obj = quicksum(grad[i]*(y[str(i)]xk[i]) for i in range(1500))
Best regards,
Jaromił0 
I timed the execution of the entire LASSO_FISTA(A, b, iteracionmaxima, rho) function. But, I think that it is equivalent to time just
obj = quicksum(grad[i]*(y[str(i)]xk[i]) for i in range(1500))
because It is the only change in the code.
The red lines comented are the only difference between both codes.
Timer
0 
Hi Cris,
In the following I dropped \(\texttt{xk}\) as all elements are zero and it makes the answer a bit easier.
The time consuming operation is not the \(\texttt{quicksum}\) but rather the conversion of
grad[i]*w[i] for i in range(n)
to a list takes the most time. I tested it via
n = 15000
grad = np.random.rand(n)
w = m.addVars(n, vtype=GRB.CONTINUOUS,lb= GRB.INFINITY, ub= GRB.INFINITY, name="w")
start = time.time()
l = list(grad[i]*w[i] for i in range(n))
end = time.time()
print("list computation took: "+str(endstart)+" seconds")In general, we recommend to set the objective coefficients directly in the variable definition via
w = m.addVars(n, obj=grad ,vtype=GRB.CONTINUOUS,lb= GRB.INFINITY, ub= GRB.INFINITY, name="w")
to avoid such bottlenecks.
Best regards,
Jaromił0 
I think I understand. I am not sure but when you multiply a var by a "vector", in this case an array vector, Gurobi takes the result as a list, where each component of the result It is an element in the list, isn't it??
0 
Hi Cris,
Yes, since Gurobi's quicksum takes a list as argument, Python first converts the
grad[i]*w[i] for i in range(n)
part into a list, where each \(\texttt{grad[i]}\) is an array element and \(\texttt{w[i]}\) is a tupledict element (as it was constructed via addVars). After the list is generated, then each component \(\texttt{grad[i]*w[i]}\) is a list element.
Best regards,
Jaromił0 
Perfect. I understand. Thanks for your help. I would like to know where I could find more information about details like quicksums use list as an argument and improve my codes??

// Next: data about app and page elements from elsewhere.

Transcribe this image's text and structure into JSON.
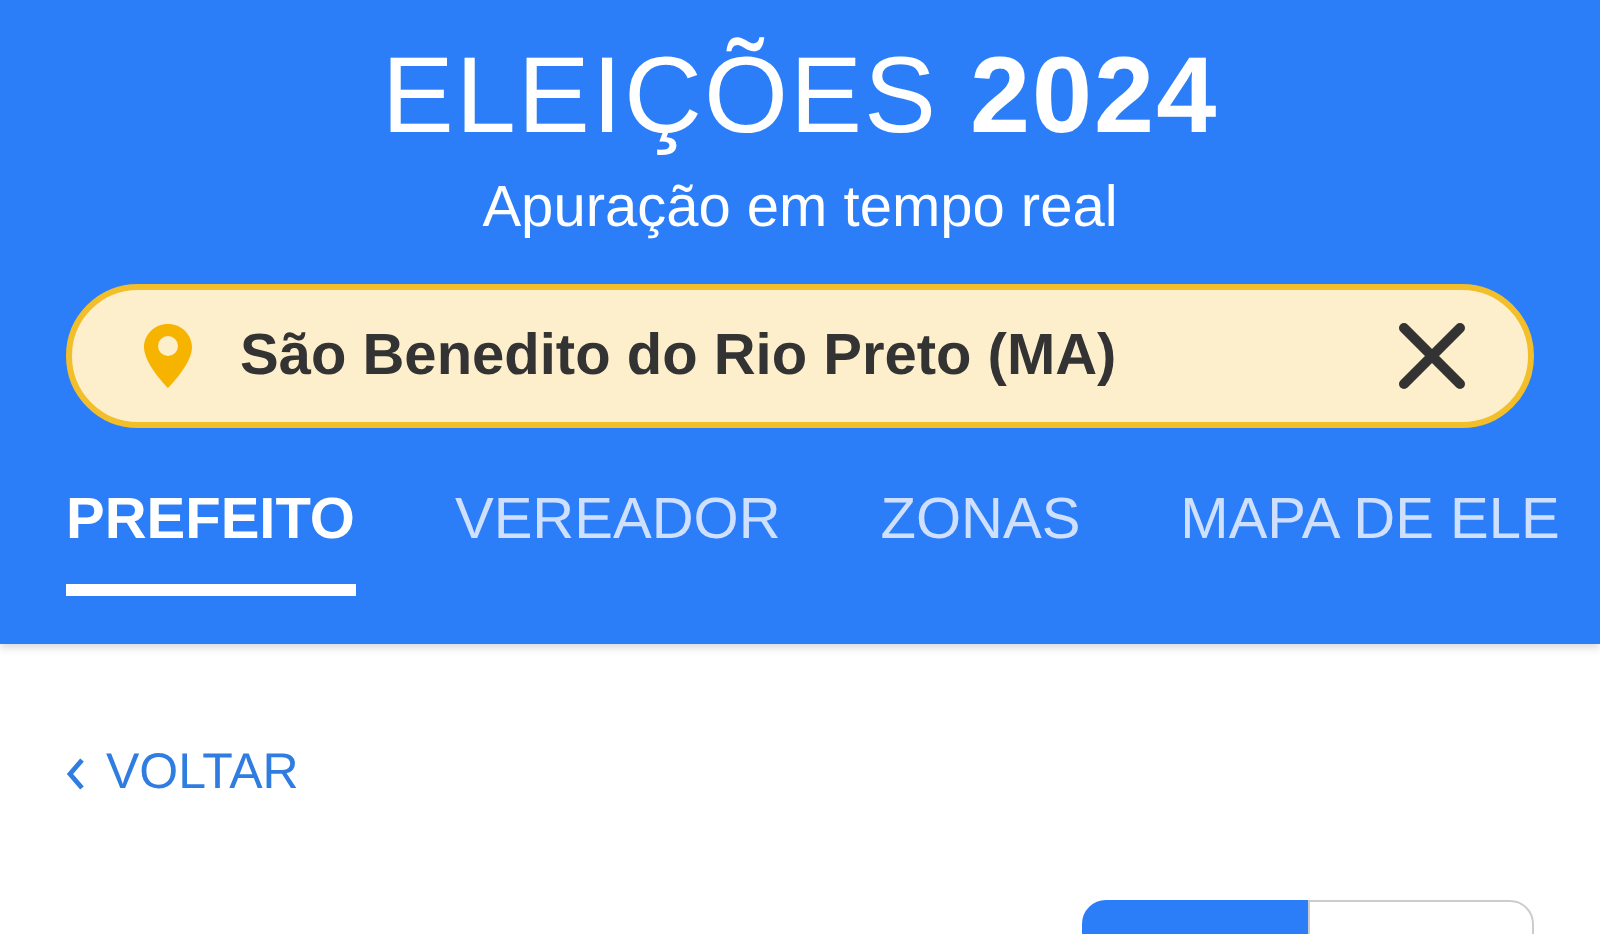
{
  "header": {
    "title": "ELEIÇÕES **2024**",
    "subtitle": "Apuração em tempo real"
  },
  "location": {
    "value": "São Benedito do Rio Preto (MA)"
  },
  "tabs": [
    {
      "label": "PREFEITO",
      "selected": true
    },
    {
      "label": "VEREADOR",
      "selected": false
    },
    {
      "label": "ZONAS",
      "selected": false
    },
    {
      "label": "MAPA DE ELE",
      "selected": false
    }
  ],
  "back_link": {
    "label": "VOLTAR"
  },
  "rounds": [
    {
      "selected": true
    },
    {
      "selected": false
    }
  ]
}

Best Regards.
Cris
0 
Hi Cris,
The best way would be to check the documentation of each such specific function and see what are the input arguments. For the Python API, you can expect that \(\texttt{list}\) is most likely the input argument, since arrays require the \(\texttt{numpy}\) module.
Best regards,
Jaromił0
Please sign in to leave a comment.
Comments
10 comments